Sounds easy but is in fact very difficult, as our thoughts rule us we discover, we never actually have a 2 second space between them. Buddhist call it monkey mind.
Sometimes a teacher may start with giving students a raison to eat and tells them to be totally aware of all the sensations in their mouth and to take 5 minutes before they actually swallow. When students share their experiences they often say that they have never been aware of what they eat, just shovelling stuff into their mouths while on the run. When people eat mindfully they generally stop having a weight problem, one way or the other.
All living can be done mindfully, so why don't we live that way? Because we are trained to have our minds focussed on either the past or future as we grow from childhood to adulthood. As children we were totally present in the moment and as a result saw the wonder in each thing, an ant carrying food to their community was a miracle in our eyes, but later we started worrying careers, money, etc. and the wonder of life slowly turned to anxiety and fear and a desire for stuff.
It turns out that a different part of the brain is actually activated when you live in the past and future of flight and fright, pumping adrenaline.
If we stay in the present however and focus on the now, our para sympathetic nervous system is activated that produces the opposite chemicals making us feel relaxed and happy. The present is actually the only reality, the past and future are but illusions, perpetuated by our hopes and fears and desires.
"A new study out of the University of Pittsburgh examined the brains of long-time meditators specifically when they were not meditating. "MRI scans show that after an eight-week course of mindfulness practice, the brain’s 'fight or flight' center, the amygdala, appears to shrink. This primal region of the brain, associated with fear and emotion, is involved in the initiation of the body’s response to stress.
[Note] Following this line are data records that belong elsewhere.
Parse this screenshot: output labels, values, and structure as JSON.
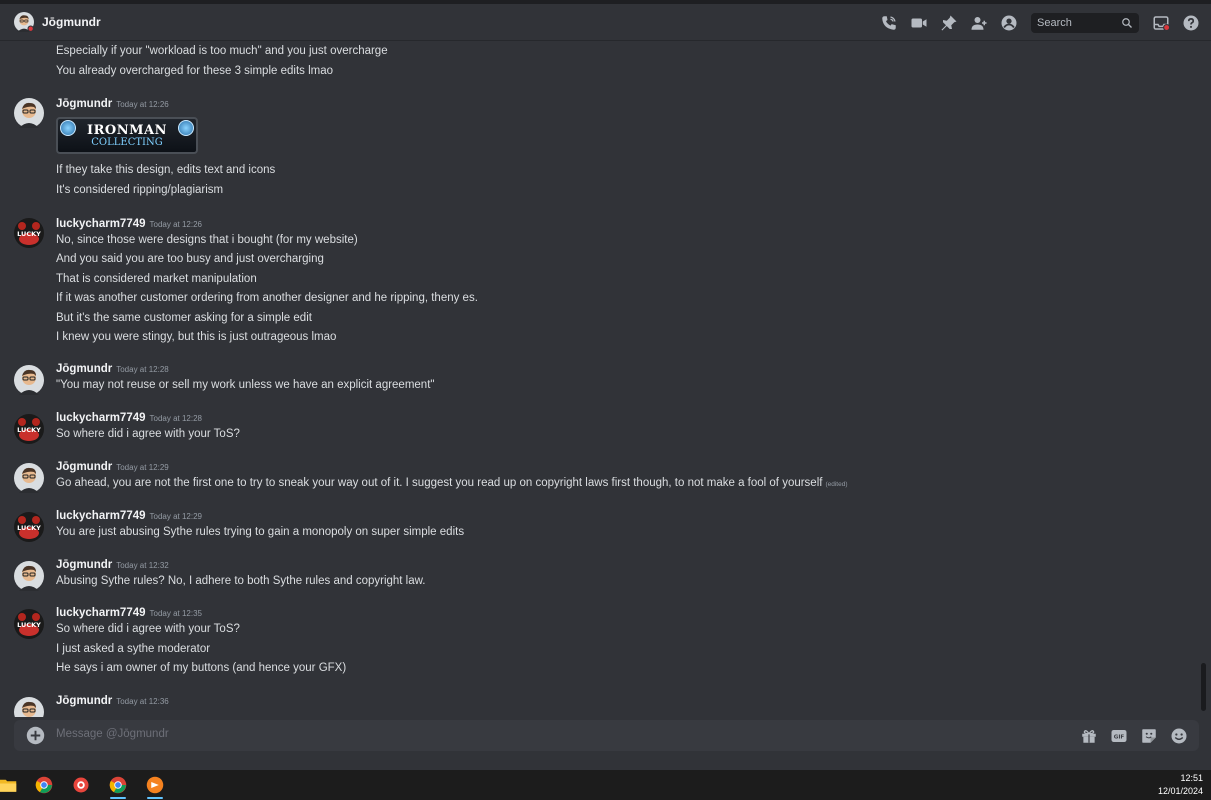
{
  "header": {
    "title": "Jōgmundr",
    "search_placeholder": "Search"
  },
  "messages": [
    {
      "continuation": true,
      "lines": [
        "Especially if your \"workload is too much\" and you just overcharge",
        "You already overcharged for these 3 simple edits lmao"
      ]
    },
    {
      "author": "Jōgmundr",
      "time": "Today at 12:26",
      "attachment": {
        "line1": "IRONMAN",
        "line2": "COLLECTING"
      },
      "lines": [
        "If they take this design, edits text and icons",
        "It's considered ripping/plagiarism"
      ]
    },
    {
      "author": "luckycharm7749",
      "time": "Today at 12:26",
      "lines": [
        "No, since those were designs that i bought (for my website)",
        "And you said you are too busy and just overcharging",
        "That is considered market manipulation",
        "If it was another customer ordering from another designer and he ripping, theny es.",
        "But it's the same customer asking for a simple edit",
        "I knew you were stingy, but this is just outrageous lmao"
      ]
    },
    {
      "author": "Jōgmundr",
      "time": "Today at 12:28",
      "lines": [
        "\"You may not reuse or sell my work unless we have an explicit agreement\""
      ]
    },
    {
      "author": "luckycharm7749",
      "time": "Today at 12:28",
      "lines": [
        "So where did i agree with your ToS?"
      ]
    },
    {
      "author": "Jōgmundr",
      "time": "Today at 12:29",
      "lines": [
        "Go ahead, you are not the first one to try to sneak your way out of it. I suggest you read up on copyright laws first though, to not make a fool of yourself"
      ],
      "edited": "(edited)"
    },
    {
      "author": "luckycharm7749",
      "time": "Today at 12:29",
      "lines": [
        "You are just abusing Sythe rules trying to gain a monopoly on super simple edits"
      ]
    },
    {
      "author": "Jōgmundr",
      "time": "Today at 12:32",
      "lines": [
        "Abusing Sythe rules? No, I adhere to both Sythe rules and copyright law."
      ]
    },
    {
      "author": "luckycharm7749",
      "time": "Today at 12:35",
      "lines": [
        "So where did i agree with your ToS?",
        "I just asked a sythe moderator",
        "He says i am owner of my buttons (and hence your GFX)"
      ]
    },
    {
      "author": "Jōgmundr",
      "time": "Today at 12:36",
      "lines": []
    }
  ],
  "composer": {
    "placeholder": "Message @Jōgmundr"
  },
  "avatar_text": "LUCKY",
  "taskbar": {
    "time": "12:51",
    "date": "12/01/2024"
  },
  "colors": {
    "background": "#313338",
    "accent_red": "#da373c",
    "taskbar_underline": "#61c4ff"
  }
}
As the amygdala shrinks, the pre-frontal cortex – associated with higher order brain functions such as awareness, concentration and decision-making – becomes thicker."
I taught meditation and it was wonderful to see how people bloomed over time and transformed from judgemental, critical, unhappy beings to relaxed ones enjoying life and accepting things as they come with greater ease.